It would make sense, then, that the lavish monarch’s most famously quoted words would concern a fine dessert: Allegedly, when told that her subjects were starving from bread shortages, Marie Antoinette replied, “Then let them eat cake.”
The callous quip has become almost synonymous with Marie Antoinette’s name. But did the exchange actually take place? The truth is, there are no direct sources that can tie the line to the queen. Instead, it’s likely that a historical game of telephone, with some politics mixed in, has resulted in one of the most famous misquotes of all time.
Our most solid clue to the origin of the quote lies in the writings of Jean-Jacques Rousseau, a philosopher who was instrumental to French revolutionary politics. In Rousseau’s autobiographical book Confessions, he recalls a “great princess who, when told that the peasants had no bread, replied: ‘Then let them eat brioche.’” (While the translation is different, the sentiment remains, brioche being more luxurious than regular bread.)
However, at the time of Rousseau’s writing (around 1765), Marie Antoinette was only 10 years old and wasn’t yet the queen of France. Some biographers alternatively attribute the quote to Queen Maria Teresa, the wife of the French “Sun King” Louis XIV, a century earlier — but there’s little evidence to support that claim, either.
Another theory is that the misattributed quote was born out of political convenience. Since many revolutionaries wanted to abolish the monarchy, it would suit their needs to paint the queen as ignorant or coldhearted. For years before the revolution, the French press accused her of adultery, ruining the country’s finances, and callousness toward her subjects. Many saw her as too young to be on the throne, a naive hedonist who spent her subjects’ tax money on frivolities while they starved. The sentiment ultimately led to her execution by guillotine at age 37 in 1793, shortly after the execution of her husband, King Louis XVI.
There was some truth to these grievances: Marie Antoinette was only 14 years old when she married Louis-Auguste, and became queen of France just four years later at age 18. She was undoubtedly extravagant: She had her own chocolatier, an expensive signature perfume, and a private estate that cost a fortune. And yet, for her to cruelly declare her starving subjects should “eat cake” doesn’t quite fit with other aspects of her time at court.
Marie Antoinette’s life was not only pastries and parties. During her reign, she established a home for unwed mothers and patronized a charity for the elderly, the blind, and widows. She adopted numerous children, personally tended to injured peasants, and frequently visited families in need to hand out food and supplies. During France’s 1787 famine, she even sold the royal family’s flatware to buy grain for poorer families. She also became involved in French politics over the course of her reign, attending finance and war meetings and convincing the king to be inoculated against smallpox, which made the practice more accepted. None of this suggests a queen who was ignorant of her subjects’ troubles or would mock them for starving.
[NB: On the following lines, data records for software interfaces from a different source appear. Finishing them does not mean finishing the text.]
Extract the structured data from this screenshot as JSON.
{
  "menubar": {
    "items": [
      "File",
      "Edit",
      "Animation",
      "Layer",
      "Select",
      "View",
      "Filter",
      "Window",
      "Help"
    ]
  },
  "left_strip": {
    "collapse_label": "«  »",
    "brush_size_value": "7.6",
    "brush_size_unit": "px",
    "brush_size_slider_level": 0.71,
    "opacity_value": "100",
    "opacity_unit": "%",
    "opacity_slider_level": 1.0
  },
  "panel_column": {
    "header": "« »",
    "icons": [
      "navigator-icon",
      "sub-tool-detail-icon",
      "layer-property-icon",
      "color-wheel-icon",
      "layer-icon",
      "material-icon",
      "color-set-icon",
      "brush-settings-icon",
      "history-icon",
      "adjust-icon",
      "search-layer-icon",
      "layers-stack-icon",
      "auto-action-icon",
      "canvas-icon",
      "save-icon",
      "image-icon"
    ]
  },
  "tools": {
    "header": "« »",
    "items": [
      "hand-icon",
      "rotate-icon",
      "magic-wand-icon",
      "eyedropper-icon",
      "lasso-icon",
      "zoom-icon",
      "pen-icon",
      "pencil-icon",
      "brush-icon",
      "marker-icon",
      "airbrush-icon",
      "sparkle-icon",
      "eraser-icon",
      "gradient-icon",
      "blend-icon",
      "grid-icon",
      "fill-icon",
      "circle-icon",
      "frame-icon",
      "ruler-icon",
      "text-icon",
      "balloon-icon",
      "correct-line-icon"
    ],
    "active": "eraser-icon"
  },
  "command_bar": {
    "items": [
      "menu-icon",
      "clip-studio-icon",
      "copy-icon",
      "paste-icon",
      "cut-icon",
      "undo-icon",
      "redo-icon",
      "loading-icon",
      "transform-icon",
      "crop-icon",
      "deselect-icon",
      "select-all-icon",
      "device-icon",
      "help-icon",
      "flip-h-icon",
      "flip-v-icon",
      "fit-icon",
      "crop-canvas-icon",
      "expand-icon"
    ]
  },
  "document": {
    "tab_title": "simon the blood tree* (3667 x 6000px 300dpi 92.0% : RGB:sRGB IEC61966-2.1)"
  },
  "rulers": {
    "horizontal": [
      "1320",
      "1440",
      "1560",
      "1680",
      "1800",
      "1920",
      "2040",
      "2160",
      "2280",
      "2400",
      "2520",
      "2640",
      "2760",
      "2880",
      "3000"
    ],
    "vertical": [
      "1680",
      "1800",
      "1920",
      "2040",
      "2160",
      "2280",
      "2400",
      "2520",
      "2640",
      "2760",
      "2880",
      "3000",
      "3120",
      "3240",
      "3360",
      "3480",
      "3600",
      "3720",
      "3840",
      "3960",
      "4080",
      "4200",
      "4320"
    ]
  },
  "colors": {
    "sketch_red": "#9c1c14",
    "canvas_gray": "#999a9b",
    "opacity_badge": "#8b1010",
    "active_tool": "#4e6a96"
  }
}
Whether or not Marie Antoinette actually did brush off the need for bread, it’s no wonder the French people would have been infuriated by such a remark. The average 18th-century worker spent half their wages on bread alone. And according to France’s “Observatoire du Pain” (Bread Observatory), bread remains a crucial staple of the French diet today. In fact, in large part due to the shortages that happened during Marie Antoinette’s reign, the cost of bread in France has been either fixed or heavily regulated for centuries.
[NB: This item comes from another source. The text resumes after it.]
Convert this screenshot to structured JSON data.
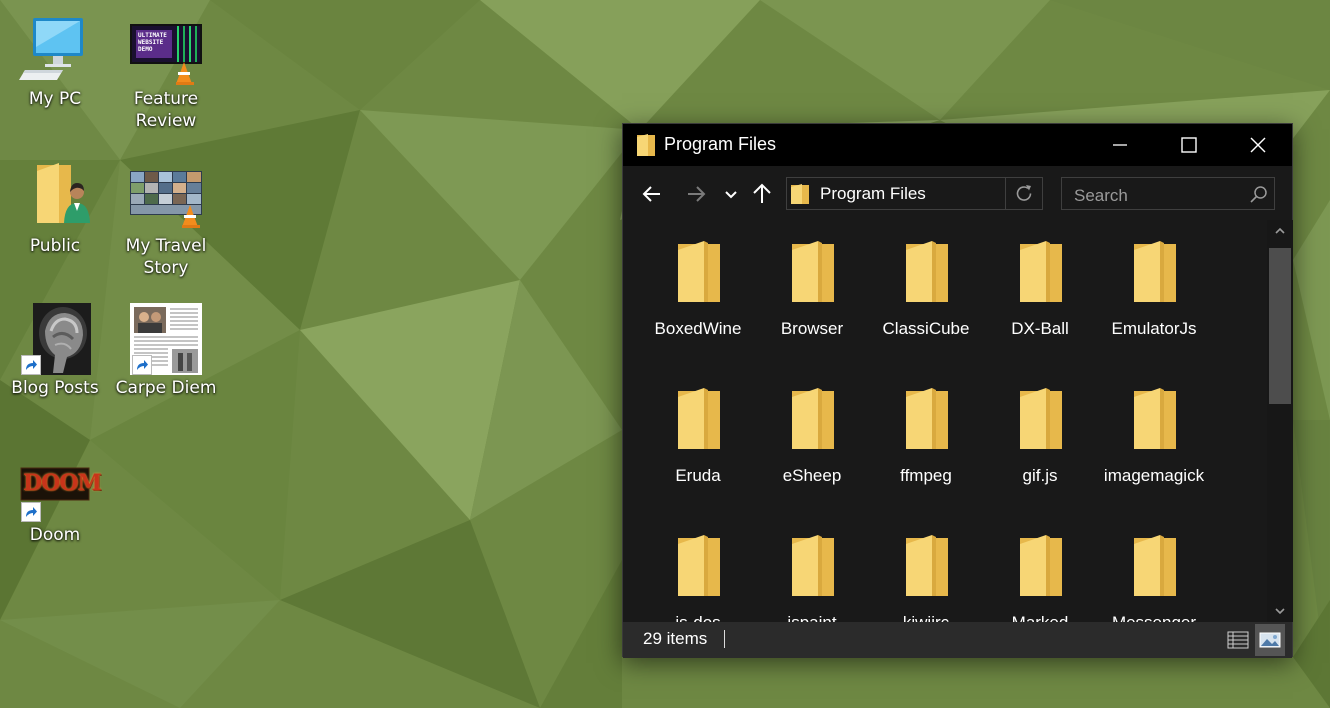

History is a matter of perspective, so it’s easy for events and words to get distorted as years pass. We may never know who proclaimed “Let them eat cake,” or whether the phrase is just a myth. Still, the quote has endured for what it represents: It remains a symbol of how too much of a good thing can distance us from reality. And it encourages us, even now, to question the systems that create such deep inequalities in the first place.